Becoming a sponsored athlete (archery) requires a lot of time training and competing. In 2014 I shot in 14 tournaments covering seven states. These competitions yielded four 1st place, two 2nd place, and three 3rd place finishes.
Reaching a high level of athlete competition requires managing 4 factors: mental focus, self-control, confidence and commitment to work toward a goal. I have written about the process of managing these factors in the past. 1-3 Further, I live and train by these concepts. Part of my successful application of the process includes competing at 5 World Championship events over 4 sports disciplines (Cycling, duathlon, triathlon and archery).
The concepts are applicable to activities of daily living, sports, education, and business. Much of the success I’ve had in business and athletics is due to adopting these pillars of success at an early age.

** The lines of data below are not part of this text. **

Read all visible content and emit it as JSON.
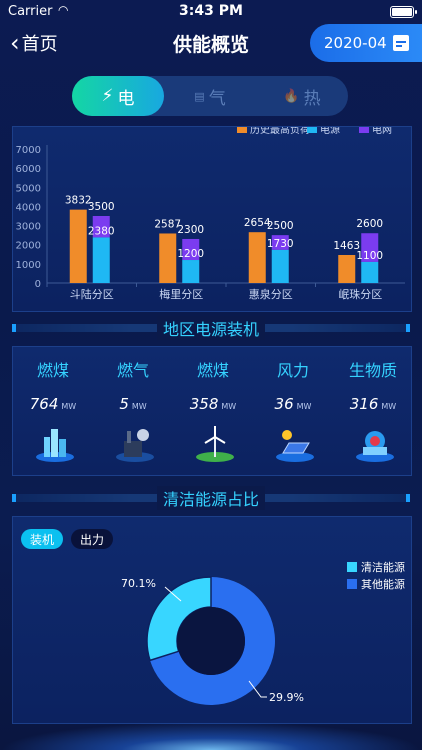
{
  "status": {
    "carrier": "Carrier",
    "time": "3:43 PM"
  },
  "nav": {
    "back_label": "首页",
    "title": "供能概览",
    "date": "2020-04"
  },
  "tabs": [
    {
      "label": "电",
      "icon": "⚡",
      "active": true
    },
    {
      "label": "气",
      "icon": "▤",
      "active": false
    },
    {
      "label": "热",
      "icon": "🔥",
      "active": false
    }
  ],
  "chart_data": {
    "type": "bar",
    "legend": [
      "历史最高负荷",
      "电源",
      "电网"
    ],
    "colors": [
      "#f08c2a",
      "#1fb8f4",
      "#7b3cf0"
    ],
    "categories": [
      "斗陆分区",
      "梅里分区",
      "惠泉分区",
      "岷珠分区"
    ],
    "series": [
      {
        "name": "历史最高负荷",
        "values": [
          3832,
          2587,
          2654,
          1463
        ]
      },
      {
        "name": "电源",
        "values": [
          2380,
          1200,
          1730,
          1100
        ]
      },
      {
        "name": "电网",
        "values": [
          3500,
          2300,
          2500,
          2600
        ]
      }
    ],
    "yticks": [
      "0",
      "1000",
      "2000",
      "3000",
      "4000",
      "5000",
      "6000",
      "7000"
    ],
    "ylim": [
      0,
      7000
    ]
  },
  "sections": {
    "power": "地区电源装机",
    "clean": "清洁能源占比"
  },
  "power": [
    {
      "name": "燃煤",
      "value": "764",
      "unit": "MW",
      "icon": "city-icon"
    },
    {
      "name": "燃气",
      "value": "5",
      "unit": "MW",
      "icon": "gas-plant-icon"
    },
    {
      "name": "燃煤",
      "value": "358",
      "unit": "MW",
      "icon": "wind-turbine-icon"
    },
    {
      "name": "风力",
      "value": "36",
      "unit": "MW",
      "icon": "solar-panel-icon"
    },
    {
      "name": "生物质",
      "value": "316",
      "unit": "MW",
      "icon": "biomass-icon"
    }
  ],
  "clean": {
    "toggle_on": "装机",
    "toggle_off": "出力",
    "legend": [
      "清洁能源",
      "其他能源"
    ],
    "colors": [
      "#38d6ff",
      "#2a6ff0"
    ],
    "pct_other": "70.1%",
    "pct_clean": "29.9%",
    "values": [
      29.9,
      70.1
    ]
  }
}
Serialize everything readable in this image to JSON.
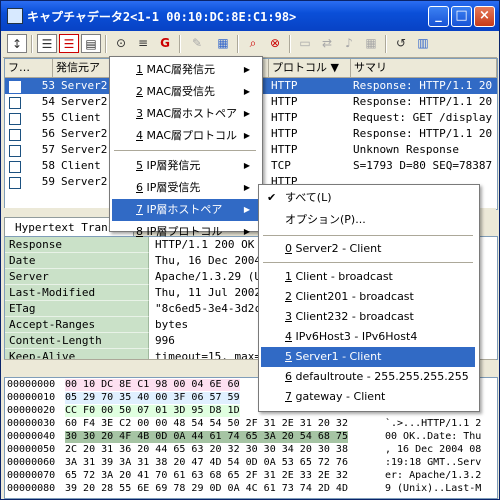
{
  "window": {
    "title": "キャプチャデータ2<1-1 00:10:DC:8E:C1:98>"
  },
  "toolbar": {
    "icons": [
      "mark-icon",
      "list-view-icon",
      "split-view-icon",
      "hex-view-icon",
      "filter-menu-icon",
      "filter-icon",
      "gear-icon",
      "brush-icon",
      "view-icon",
      "search-icon",
      "stop-icon",
      "panel-icon",
      "compare-icon",
      "speaker-icon",
      "grid-icon",
      "export-icon",
      "graph-icon"
    ]
  },
  "list": {
    "columns": [
      "フ…",
      "発信元ア",
      "",
      "プロトコル",
      "サマリ"
    ],
    "rows": [
      {
        "no": "53",
        "src": "Server2",
        "proto": "HTTP",
        "summary": "Response: HTTP/1.1 20",
        "selected": true
      },
      {
        "no": "54",
        "src": "Server2",
        "proto": "HTTP",
        "summary": "Response: HTTP/1.1 20",
        "selected": false
      },
      {
        "no": "55",
        "src": "Client",
        "proto": "HTTP",
        "summary": "Request: GET /display",
        "selected": false
      },
      {
        "no": "56",
        "src": "Server2",
        "proto": "HTTP",
        "summary": "Response: HTTP/1.1 20",
        "selected": false
      },
      {
        "no": "57",
        "src": "Server2",
        "proto": "HTTP",
        "summary": "Unknown Response",
        "selected": false
      },
      {
        "no": "58",
        "src": "Client",
        "proto": "TCP",
        "summary": "S=1793 D=80 SEQ=78387",
        "selected": false
      },
      {
        "no": "59",
        "src": "Server2",
        "proto": "HTTP",
        "summary": "",
        "selected": false
      }
    ]
  },
  "detail": {
    "tab": "Hypertext Transf",
    "rows": [
      {
        "k": "Response",
        "v": "HTTP/1.1 200 OK"
      },
      {
        "k": "Date",
        "v": "Thu, 16 Dec 2004 08"
      },
      {
        "k": "Server",
        "v": "Apache/1.3.29 (U"
      },
      {
        "k": "Last-Modified",
        "v": "Thu, 11 Jul 2002"
      },
      {
        "k": "ETag",
        "v": "\"8c6ed5-3e4-3d2c"
      },
      {
        "k": "Accept-Ranges",
        "v": "bytes"
      },
      {
        "k": "Content-Length",
        "v": "996"
      },
      {
        "k": "Keep-Alive",
        "v": "timeout=15, max="
      }
    ]
  },
  "hex": {
    "rows": [
      {
        "off": "00000000",
        "bytes": "00 10 DC 8E  C1 98 00 04  6E 60",
        "asc": ""
      },
      {
        "off": "00000010",
        "bytes": "05 29 70 35  40 00 3F 06  57 59",
        "asc": ""
      },
      {
        "off": "00000020",
        "bytes": "CC F0 00 50  07 01 3D 95  D8 1D",
        "asc": ""
      },
      {
        "off": "00000030",
        "bytes": "60 F4 3E C2  00 00 48 54  54 50  2F 31  2E 31 20 32",
        "asc": "`.>...HTTP/1.1 2"
      },
      {
        "off": "00000040",
        "bytes": "30 30 20 4F  4B 0D 0A 44  61 74 65 3A  20 54 68 75",
        "asc": "00 OK..Date: Thu"
      },
      {
        "off": "00000050",
        "bytes": "2C 20 31 36  20 44 65 63  20 32 30 30  34 20 30 38",
        "asc": ", 16 Dec 2004 08"
      },
      {
        "off": "00000060",
        "bytes": "3A 31 39 3A  31 38 20 47  4D 54 0D 0A  53 65 72 76",
        "asc": ":19:18 GMT..Serv"
      },
      {
        "off": "00000070",
        "bytes": "65 72 3A 20  41 70 61 63  68 65 2F 31  2E 33 2E 32",
        "asc": "er: Apache/1.3.2"
      },
      {
        "off": "00000080",
        "bytes": "39 20 28 55  6E 69 78 29  0D 0A 4C 61  73 74 2D 4D",
        "asc": "9 (Unix)..Last-M"
      }
    ]
  },
  "menu": {
    "items": [
      {
        "num": "1",
        "label": "MAC層発信元"
      },
      {
        "num": "2",
        "label": "MAC層受信先"
      },
      {
        "num": "3",
        "label": "MAC層ホストペア"
      },
      {
        "num": "4",
        "label": "MAC層プロトコル"
      },
      {
        "num": "5",
        "label": "IP層発信元"
      },
      {
        "num": "6",
        "label": "IP層受信先"
      },
      {
        "num": "7",
        "label": "IP層ホストペア"
      },
      {
        "num": "8",
        "label": "IP層プロトコル"
      }
    ]
  },
  "submenu": {
    "all": "すべて(L)",
    "options": "オプション(P)...",
    "items": [
      {
        "num": "0",
        "label": "Server2 - Client"
      },
      {
        "num": "1",
        "label": "Client - broadcast"
      },
      {
        "num": "2",
        "label": "Client201 - broadcast"
      },
      {
        "num": "3",
        "label": "Client232 - broadcast"
      },
      {
        "num": "4",
        "label": "IPv6Host3 - IPv6Host4"
      },
      {
        "num": "5",
        "label": "Server1 - Client"
      },
      {
        "num": "6",
        "label": "defaultroute - 255.255.255.255"
      },
      {
        "num": "7",
        "label": "gateway - Client"
      }
    ]
  }
}
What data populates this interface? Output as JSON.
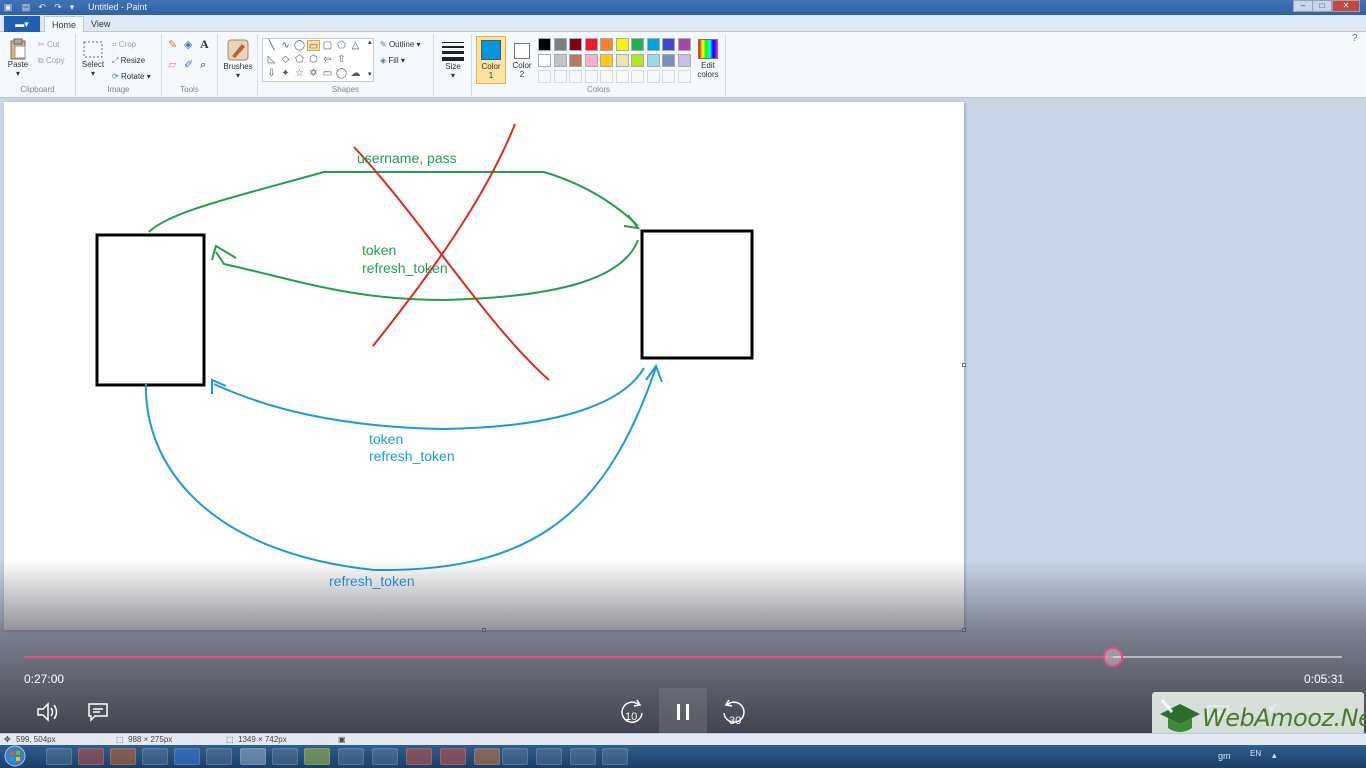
{
  "window": {
    "title": "Untitled - Paint",
    "controls": {
      "minimize": "–",
      "maximize": "□",
      "close": "✕"
    }
  },
  "tabs": [
    {
      "label": "Home",
      "active": true
    },
    {
      "label": "View",
      "active": false
    }
  ],
  "ribbon": {
    "clipboard": {
      "group": "Clipboard",
      "paste": "Paste",
      "cut": "Cut",
      "copy": "Copy"
    },
    "image": {
      "group": "Image",
      "select": "Select",
      "crop": "Crop",
      "resize": "Resize",
      "rotate": "Rotate"
    },
    "tools": {
      "group": "Tools"
    },
    "brushes": {
      "label": "Brushes"
    },
    "shapes": {
      "group": "Shapes",
      "outline": "Outline",
      "fill": "Fill"
    },
    "size": {
      "label": "Size"
    },
    "colors": {
      "group": "Colors",
      "color1_label": "Color",
      "color1_num": "1",
      "color2_label": "Color",
      "color2_num": "2",
      "edit_label": "Edit colors",
      "color1": "#0096e0",
      "color2": "#ffffff",
      "palette_row1": [
        "#000000",
        "#7f7f7f",
        "#880015",
        "#ed1c24",
        "#ff7f27",
        "#fff200",
        "#22b14c",
        "#00a2e8",
        "#3f48cc",
        "#a349a4"
      ],
      "palette_row2": [
        "#ffffff",
        "#c3c3c3",
        "#b97a57",
        "#ffaec9",
        "#ffc90e",
        "#efe4b0",
        "#b5e61d",
        "#99d9ea",
        "#7092be",
        "#c8bfe7"
      ]
    }
  },
  "drawing": {
    "top_label": "username, pass",
    "green_token": "token",
    "green_refresh": "refresh_token",
    "blue_token": "token",
    "blue_refresh": "refresh_token",
    "bottom_label": "refresh_token",
    "colors": {
      "green": "#22a04b",
      "red": "#e0291c",
      "blue": "#1a9be0",
      "black": "#000000"
    }
  },
  "player": {
    "elapsed": "0:27:00",
    "remaining": "0:05:31",
    "progress_fraction": 0.826,
    "skip_back": "10",
    "skip_forward": "30"
  },
  "statusbar": {
    "cursor": "599, 504px",
    "selection": "988 × 275px",
    "canvas_size": "1349 × 742px"
  },
  "watermark": {
    "text": "WebAmooz.Net"
  },
  "tray": {
    "user": "gm",
    "lang": "EN"
  }
}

My adaption of this process has been presented, in lecture form, to professional business organizations as well as to athletes and coaches.4-7 I can be contacted via LinkedIn, my website, http://puttingitontheline.com/, or email at Dlain117@yahoo.com for more information or engagements.
Eye injuries to archers are not common. These rare occurrances happen when accidents or carelessness are associated with the event. Three more serious eye injuries include a six-year old girl who was shot in the eye and was the victim of a terrible accident. Other injuries which seem more likely to occur are being struck in the eye by a bow, one example found where a bow sight dislodge and struck the archer and one that I find the most common – getting smacked in the eye while moving through brush while shooting 3D or hunting.
Proper shooting glasses can enhance clarity and protect eyes. Pistol, rifle and gun shooters have been aware of this for years. For archers, there has been limited promotion or marketing efforts in this arena. A few manufacturers of sports eyewear have recognized the value of promoting safety and helping to improve scores in archery. I am pleased to announce one of these companies. Rudy Project, is now one of my sponsors.
Rudy Project designs and manufactures performance-oriented helmets, sunglasses, goggles and Rx/prescription eyewear solutions by applying advanced science, cutting-edge technology and innovative aesthetics. Designed and crafted in Italy since 1985, Rudy Project has grown quickly as a premier brand throughout North America. Along with proprietary, award-winning lens technologies including ImpactX™, Polar3FX™ and RPOptics™, Rudy Project offers unparalleled customer service backed by a Lifetime Replacement Lens Guarantee and an industry-leading three-year frame warranty.
Viner, PT. The Mechanism and prevention of sports eye injury. Effectiveness of protection devices – Archery, page 21.
The visual function of Olympic-level athletes-an initial report.1 Do sport specific lenses matter? The visual function of Olympic-level athletes-an initial report. Do sport specific lenses matter? http://puttingitontheline.com/archery-research/
Laby DM1, Kirschen DG, Pantall P. The visual function of Olympic-level athletes-an initial report. Eye Contact Lens. 2011 May;37(3):116-22. Doi 10.1097/ICL.0b013e31820c5002